- Be polite and respectful to everyone.
- Listen to the voices of experience.
- Learn by reading, watching, listening.
- Network – how do you fit into the big picture?
- Be a team player.
- Get a mentor.
Develop Good Work Habits
The Seven Habits of Highly Effective People, by Stephen R. Covey - 25 million copies. First 3 habits are:
- Be Proactive
- Begin with the End in Mind
- Put First Things First
- Focus on the right things
- Seek and take on responsibility
- Set challenging targets and deliver
- Do what you say you are going to do
- Businesses reward outcomes first and effort second.
- Good people want to work with other good people
- Engaged employees exert more discretionary effort and are 20 percent more effective.
- Peer feedback
- Relative contribution
Be a Team Player
- Exclusive knowledge is not power - it will eventually hold you back
- Collaborative attributes in you will be recognized – if they are not, you may not be working for the right person
- You will only be as successful as the team is successful, so pay it forward!
- the success of the boss is tied to the success of the team
- You will get the key assignments because you will be trusted
- When you start to get the toughest assignments -- consider that a compliment!
- Leading teams is a privilege
- Your team can quickly tell if it’s all about you or all about them

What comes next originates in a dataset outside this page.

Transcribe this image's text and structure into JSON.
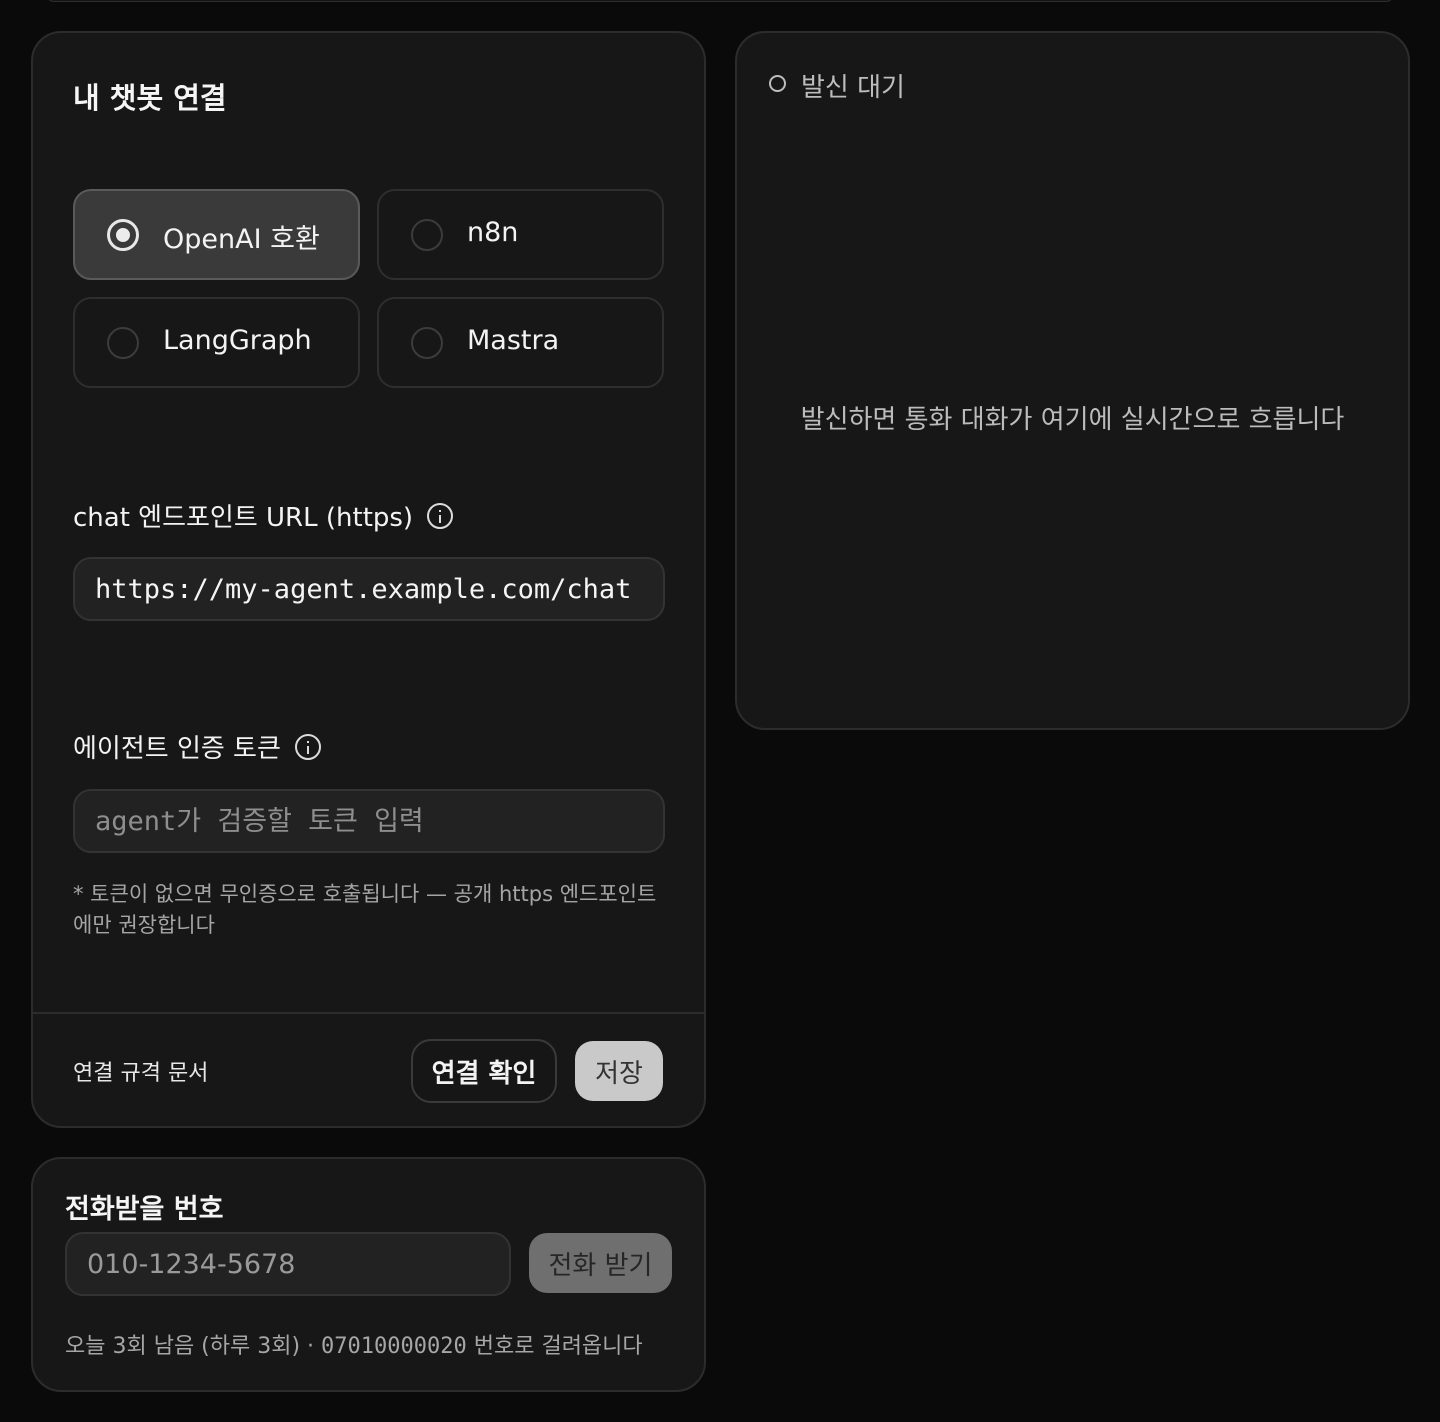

- Your team members have options and if they don’t see a clear path to success and develop they will find a way to move to other projects
- Treat everyone with respect
- Say please and thank you
- Knock before entering
- Introduce yourself: your first and last name
- Don’t gossip
- Avoid bragging
- Subject - introduces/titles your message
- Salutation - Dear__, or Person’s name__,
- TM or IM - do not use text message lingo.
- Content: State why you are writing and get to the point early; Use complete sentences; proper capitalization; All lower or upper case is not acceptable; Clarify any response or action required and date you need it by.
- Sign Off: For external - Best regards, or Sincerely,; End with your signature – pre-programmed listing of your name, location, phone number
- Proofread – check spelling and grammar
- Politeness – please and thank you
- Copies (:cc) – only to those with need to know
- Be very careful of reply all
- Do not use email to argue or in sensitive situations. It is best to resolve in person.
Proper Internet Use
- There is a variety of job-related needs for the Internet: Technical, business, customers etc.
- Job related Internet use is fine.
- Illegal or immoral use of the Internet can be monitored by the IT Department and can get you fired.
- Know your employer’s Internet policies. They are likely to be different than you are used to.
- Answering your phone: Find out what is customary on your job; Generally, state your first and last name.
- Placing calls - be clear and professional
- Voicemail: Incoming; Leaving a message; Update when out of the office